**WORK REQUEST**
In the listing below, locate the lines bearing the word "function". Copy every one of them.

#####

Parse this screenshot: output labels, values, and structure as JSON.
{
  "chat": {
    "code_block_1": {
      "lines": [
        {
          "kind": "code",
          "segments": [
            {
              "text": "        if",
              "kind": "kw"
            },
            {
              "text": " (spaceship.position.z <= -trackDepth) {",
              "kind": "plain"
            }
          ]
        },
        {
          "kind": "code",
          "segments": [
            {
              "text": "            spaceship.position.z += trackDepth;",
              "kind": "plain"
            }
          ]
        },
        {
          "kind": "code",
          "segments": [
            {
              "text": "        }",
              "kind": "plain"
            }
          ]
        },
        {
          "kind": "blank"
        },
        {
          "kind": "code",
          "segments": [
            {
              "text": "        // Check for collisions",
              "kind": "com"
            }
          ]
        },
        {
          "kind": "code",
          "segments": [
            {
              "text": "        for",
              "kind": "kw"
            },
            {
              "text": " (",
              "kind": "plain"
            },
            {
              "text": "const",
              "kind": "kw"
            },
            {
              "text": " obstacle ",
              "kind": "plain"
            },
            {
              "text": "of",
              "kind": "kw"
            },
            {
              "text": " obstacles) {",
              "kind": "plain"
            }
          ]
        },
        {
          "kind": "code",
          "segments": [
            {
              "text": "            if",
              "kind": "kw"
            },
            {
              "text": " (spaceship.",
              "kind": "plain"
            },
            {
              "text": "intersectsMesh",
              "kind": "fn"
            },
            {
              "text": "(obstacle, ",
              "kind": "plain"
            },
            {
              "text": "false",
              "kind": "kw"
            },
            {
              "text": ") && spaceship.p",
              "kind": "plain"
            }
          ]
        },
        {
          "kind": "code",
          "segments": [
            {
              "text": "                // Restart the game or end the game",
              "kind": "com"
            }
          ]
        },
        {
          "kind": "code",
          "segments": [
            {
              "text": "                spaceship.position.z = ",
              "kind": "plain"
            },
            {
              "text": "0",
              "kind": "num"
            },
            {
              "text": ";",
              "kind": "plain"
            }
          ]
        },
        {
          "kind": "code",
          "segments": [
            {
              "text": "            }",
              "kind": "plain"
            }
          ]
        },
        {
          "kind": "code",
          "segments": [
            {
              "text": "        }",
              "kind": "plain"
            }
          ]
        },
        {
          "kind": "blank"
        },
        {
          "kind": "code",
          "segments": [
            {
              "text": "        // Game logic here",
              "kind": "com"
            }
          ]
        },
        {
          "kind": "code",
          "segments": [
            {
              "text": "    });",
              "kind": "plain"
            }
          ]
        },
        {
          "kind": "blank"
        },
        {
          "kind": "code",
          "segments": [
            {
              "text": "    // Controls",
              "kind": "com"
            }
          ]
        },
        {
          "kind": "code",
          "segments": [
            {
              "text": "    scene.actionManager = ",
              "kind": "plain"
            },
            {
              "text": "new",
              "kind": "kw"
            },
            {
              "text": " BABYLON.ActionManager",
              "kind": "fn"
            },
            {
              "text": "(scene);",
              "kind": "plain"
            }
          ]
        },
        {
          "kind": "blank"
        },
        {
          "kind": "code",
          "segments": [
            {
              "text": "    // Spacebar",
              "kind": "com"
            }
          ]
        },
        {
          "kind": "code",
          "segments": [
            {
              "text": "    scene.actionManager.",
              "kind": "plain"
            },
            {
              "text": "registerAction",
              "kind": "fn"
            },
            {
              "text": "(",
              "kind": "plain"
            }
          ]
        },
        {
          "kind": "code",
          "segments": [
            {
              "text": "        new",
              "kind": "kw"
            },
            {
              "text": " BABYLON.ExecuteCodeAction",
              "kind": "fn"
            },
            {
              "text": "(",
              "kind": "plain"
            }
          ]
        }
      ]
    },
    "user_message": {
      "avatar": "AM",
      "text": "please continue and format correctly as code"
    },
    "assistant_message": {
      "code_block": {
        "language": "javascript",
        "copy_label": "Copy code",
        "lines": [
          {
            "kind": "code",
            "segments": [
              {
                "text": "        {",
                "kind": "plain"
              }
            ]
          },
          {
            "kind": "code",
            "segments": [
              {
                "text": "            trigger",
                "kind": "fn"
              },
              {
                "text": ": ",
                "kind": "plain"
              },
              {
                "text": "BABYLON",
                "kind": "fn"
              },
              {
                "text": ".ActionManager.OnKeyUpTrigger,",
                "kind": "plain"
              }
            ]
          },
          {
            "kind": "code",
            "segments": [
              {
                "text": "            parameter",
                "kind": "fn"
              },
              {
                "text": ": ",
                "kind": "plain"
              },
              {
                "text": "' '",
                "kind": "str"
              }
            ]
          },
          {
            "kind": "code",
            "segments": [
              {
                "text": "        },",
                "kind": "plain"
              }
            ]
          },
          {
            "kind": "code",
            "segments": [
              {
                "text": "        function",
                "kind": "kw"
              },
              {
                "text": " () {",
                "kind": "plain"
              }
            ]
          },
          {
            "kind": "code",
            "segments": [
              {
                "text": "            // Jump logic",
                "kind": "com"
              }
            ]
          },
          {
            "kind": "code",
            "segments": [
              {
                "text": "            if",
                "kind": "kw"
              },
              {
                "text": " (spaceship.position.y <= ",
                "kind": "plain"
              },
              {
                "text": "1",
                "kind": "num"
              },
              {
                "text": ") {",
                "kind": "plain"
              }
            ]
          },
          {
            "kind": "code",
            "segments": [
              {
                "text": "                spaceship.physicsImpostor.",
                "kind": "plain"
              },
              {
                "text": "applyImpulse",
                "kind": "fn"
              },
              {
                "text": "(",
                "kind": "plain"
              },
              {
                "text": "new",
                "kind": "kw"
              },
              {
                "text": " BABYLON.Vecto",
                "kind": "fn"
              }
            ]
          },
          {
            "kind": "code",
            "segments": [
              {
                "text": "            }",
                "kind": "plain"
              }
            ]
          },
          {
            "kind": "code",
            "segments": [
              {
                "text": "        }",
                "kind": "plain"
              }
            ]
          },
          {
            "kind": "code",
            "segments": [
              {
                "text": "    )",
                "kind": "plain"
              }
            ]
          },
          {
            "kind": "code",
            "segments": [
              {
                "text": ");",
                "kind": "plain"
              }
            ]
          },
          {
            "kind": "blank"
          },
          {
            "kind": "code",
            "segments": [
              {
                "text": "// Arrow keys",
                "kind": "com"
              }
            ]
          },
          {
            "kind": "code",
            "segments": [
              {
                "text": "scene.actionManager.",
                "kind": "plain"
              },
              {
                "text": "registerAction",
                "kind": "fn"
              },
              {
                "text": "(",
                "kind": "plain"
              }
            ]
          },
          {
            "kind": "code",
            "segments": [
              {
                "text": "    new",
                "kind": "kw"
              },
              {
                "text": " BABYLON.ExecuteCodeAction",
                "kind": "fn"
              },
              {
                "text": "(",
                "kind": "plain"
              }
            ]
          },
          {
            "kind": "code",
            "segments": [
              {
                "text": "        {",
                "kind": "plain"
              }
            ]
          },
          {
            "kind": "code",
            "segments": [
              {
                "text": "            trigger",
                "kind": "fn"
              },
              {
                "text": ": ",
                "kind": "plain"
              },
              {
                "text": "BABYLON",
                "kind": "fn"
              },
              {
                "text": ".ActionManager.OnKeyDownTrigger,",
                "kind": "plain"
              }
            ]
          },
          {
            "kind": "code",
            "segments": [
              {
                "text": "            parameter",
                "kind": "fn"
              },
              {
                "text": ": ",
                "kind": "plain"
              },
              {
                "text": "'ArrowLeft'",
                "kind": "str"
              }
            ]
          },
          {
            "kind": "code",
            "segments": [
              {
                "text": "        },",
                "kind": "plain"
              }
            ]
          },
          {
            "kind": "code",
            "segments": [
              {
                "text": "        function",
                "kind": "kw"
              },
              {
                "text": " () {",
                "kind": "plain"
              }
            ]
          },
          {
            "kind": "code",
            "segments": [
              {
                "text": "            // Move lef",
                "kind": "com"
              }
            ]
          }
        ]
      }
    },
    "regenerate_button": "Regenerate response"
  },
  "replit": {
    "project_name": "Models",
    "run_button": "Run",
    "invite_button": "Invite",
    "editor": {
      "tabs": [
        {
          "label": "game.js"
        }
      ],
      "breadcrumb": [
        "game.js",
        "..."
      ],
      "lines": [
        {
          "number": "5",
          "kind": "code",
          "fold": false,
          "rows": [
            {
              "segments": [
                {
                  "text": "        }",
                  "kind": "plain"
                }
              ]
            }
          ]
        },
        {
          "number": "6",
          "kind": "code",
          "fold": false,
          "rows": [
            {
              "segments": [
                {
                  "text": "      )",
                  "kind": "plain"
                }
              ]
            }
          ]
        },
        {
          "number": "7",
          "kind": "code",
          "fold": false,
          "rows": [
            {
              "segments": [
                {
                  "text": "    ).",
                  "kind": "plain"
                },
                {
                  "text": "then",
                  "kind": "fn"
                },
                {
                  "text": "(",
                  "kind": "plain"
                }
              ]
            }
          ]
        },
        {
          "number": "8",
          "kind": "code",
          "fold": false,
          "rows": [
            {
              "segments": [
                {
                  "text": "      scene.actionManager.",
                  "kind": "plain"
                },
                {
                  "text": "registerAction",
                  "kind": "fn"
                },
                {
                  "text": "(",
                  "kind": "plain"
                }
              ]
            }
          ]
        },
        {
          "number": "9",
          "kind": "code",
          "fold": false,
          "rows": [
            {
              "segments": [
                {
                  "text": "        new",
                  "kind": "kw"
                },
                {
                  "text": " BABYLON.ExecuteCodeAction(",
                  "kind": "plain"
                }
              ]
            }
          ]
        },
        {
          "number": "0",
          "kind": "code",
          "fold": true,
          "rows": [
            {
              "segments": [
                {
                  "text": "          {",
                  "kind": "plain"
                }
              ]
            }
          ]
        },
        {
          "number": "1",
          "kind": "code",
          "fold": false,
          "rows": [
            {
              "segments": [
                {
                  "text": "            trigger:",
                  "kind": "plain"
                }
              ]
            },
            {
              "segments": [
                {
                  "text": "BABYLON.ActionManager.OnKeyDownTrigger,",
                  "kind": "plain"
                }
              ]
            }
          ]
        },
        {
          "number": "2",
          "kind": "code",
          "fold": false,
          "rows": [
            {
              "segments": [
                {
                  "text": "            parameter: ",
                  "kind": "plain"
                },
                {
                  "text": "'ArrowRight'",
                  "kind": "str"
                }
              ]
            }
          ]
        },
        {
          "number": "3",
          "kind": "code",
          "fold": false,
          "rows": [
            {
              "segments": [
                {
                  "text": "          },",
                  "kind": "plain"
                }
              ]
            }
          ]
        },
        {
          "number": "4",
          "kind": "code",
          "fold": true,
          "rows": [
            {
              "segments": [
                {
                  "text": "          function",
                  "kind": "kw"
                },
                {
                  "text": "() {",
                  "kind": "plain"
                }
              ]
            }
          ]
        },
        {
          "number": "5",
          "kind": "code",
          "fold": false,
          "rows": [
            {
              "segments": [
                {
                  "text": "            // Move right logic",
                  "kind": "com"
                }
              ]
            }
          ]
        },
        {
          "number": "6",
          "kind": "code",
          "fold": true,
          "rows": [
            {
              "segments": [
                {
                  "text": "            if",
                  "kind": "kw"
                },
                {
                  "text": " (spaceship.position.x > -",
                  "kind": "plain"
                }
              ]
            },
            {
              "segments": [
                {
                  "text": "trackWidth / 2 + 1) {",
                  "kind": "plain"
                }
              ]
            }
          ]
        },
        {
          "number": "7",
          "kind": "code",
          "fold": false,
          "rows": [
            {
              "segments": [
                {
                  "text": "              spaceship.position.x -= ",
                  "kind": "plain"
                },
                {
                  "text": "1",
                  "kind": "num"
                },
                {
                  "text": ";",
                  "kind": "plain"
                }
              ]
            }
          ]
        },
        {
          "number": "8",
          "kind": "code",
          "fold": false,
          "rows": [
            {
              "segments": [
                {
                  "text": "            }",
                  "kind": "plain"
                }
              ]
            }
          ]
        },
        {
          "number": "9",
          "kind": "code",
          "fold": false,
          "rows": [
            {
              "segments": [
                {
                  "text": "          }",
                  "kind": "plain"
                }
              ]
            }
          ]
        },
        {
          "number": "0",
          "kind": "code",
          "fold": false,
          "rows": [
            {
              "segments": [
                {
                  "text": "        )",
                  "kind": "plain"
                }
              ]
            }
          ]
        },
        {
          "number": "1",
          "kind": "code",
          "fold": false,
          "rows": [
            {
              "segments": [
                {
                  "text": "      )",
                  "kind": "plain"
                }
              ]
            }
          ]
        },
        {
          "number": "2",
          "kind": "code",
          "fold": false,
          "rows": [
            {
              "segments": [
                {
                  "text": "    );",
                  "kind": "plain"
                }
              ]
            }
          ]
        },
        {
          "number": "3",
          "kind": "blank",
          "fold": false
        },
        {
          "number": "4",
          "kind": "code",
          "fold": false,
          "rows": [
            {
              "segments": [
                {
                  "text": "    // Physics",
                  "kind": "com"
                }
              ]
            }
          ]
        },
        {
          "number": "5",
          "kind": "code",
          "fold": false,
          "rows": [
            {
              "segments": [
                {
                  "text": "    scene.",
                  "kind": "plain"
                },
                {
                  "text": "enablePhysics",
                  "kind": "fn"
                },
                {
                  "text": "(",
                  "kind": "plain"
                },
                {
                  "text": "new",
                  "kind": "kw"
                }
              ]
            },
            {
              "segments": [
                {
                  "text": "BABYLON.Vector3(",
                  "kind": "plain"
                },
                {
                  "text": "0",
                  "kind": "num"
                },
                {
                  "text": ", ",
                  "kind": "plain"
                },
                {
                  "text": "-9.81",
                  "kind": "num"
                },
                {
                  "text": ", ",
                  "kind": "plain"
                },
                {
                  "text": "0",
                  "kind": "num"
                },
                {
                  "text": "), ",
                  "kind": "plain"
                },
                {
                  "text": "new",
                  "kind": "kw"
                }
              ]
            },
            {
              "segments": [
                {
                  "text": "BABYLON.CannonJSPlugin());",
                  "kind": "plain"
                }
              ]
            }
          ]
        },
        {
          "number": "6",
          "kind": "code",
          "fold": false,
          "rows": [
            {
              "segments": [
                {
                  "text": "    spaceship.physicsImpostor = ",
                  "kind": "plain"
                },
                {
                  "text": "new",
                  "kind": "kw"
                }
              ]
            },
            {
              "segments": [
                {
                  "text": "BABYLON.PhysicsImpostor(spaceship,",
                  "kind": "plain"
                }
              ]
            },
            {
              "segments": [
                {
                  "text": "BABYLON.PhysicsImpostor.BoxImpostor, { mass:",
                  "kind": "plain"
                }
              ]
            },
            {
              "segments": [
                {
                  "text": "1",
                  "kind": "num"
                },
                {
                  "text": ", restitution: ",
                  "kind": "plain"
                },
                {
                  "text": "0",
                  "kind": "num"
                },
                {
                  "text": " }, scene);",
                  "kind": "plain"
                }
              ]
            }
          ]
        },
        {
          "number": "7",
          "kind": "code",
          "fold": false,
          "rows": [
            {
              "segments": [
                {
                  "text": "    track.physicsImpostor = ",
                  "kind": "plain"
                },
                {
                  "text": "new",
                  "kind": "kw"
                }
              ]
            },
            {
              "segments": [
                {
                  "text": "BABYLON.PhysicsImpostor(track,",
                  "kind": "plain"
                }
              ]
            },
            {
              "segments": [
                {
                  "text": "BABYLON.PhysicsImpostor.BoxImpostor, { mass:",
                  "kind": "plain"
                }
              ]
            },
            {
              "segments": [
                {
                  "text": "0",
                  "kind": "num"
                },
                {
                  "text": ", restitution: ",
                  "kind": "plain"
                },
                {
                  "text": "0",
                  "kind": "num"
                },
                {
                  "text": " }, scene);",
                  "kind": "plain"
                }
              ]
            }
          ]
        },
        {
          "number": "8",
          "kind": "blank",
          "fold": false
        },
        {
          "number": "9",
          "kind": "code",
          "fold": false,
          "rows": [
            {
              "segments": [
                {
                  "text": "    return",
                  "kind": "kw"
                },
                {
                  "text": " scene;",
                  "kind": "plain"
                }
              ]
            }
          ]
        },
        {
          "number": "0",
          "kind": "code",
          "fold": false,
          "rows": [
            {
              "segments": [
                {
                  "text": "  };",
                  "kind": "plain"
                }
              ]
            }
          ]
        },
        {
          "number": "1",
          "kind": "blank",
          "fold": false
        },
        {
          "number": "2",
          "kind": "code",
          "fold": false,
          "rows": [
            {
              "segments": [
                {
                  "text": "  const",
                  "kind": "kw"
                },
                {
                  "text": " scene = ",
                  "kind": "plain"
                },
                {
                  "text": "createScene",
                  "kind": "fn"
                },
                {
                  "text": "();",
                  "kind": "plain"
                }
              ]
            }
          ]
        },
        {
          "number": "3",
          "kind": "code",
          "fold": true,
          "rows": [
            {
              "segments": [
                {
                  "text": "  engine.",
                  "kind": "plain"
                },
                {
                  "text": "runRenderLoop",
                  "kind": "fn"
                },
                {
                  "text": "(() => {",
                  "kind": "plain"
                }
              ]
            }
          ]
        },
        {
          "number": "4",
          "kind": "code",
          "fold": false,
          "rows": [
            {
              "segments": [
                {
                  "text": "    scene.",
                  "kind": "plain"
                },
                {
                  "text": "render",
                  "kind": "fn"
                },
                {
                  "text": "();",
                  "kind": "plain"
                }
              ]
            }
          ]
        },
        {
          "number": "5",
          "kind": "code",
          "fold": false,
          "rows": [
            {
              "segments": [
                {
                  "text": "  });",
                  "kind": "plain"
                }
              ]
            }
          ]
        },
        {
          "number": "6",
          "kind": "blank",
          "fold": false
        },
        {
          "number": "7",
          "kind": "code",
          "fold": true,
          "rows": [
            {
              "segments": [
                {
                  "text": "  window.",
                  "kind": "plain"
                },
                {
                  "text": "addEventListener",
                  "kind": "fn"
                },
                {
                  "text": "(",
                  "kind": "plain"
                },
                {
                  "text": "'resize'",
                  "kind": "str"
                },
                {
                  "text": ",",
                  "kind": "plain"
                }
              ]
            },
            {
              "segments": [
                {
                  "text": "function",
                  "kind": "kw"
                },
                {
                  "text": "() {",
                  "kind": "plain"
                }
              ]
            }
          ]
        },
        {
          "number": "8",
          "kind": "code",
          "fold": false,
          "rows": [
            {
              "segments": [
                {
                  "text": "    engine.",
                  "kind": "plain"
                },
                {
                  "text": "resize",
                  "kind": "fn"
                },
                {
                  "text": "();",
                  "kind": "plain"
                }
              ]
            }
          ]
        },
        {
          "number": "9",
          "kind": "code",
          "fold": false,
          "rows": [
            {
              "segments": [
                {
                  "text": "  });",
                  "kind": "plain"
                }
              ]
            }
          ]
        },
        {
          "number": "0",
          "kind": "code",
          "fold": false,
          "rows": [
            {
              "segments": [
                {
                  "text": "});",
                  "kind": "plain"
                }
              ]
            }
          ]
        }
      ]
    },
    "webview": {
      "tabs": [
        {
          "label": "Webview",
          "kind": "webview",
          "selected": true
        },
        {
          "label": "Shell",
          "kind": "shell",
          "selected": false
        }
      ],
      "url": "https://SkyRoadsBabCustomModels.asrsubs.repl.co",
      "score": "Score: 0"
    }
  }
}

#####

**RESPONSE TO THE TASK**
                "text": "        function",
                "text": "        function",
                  "text": "          function",
                  "text": "function",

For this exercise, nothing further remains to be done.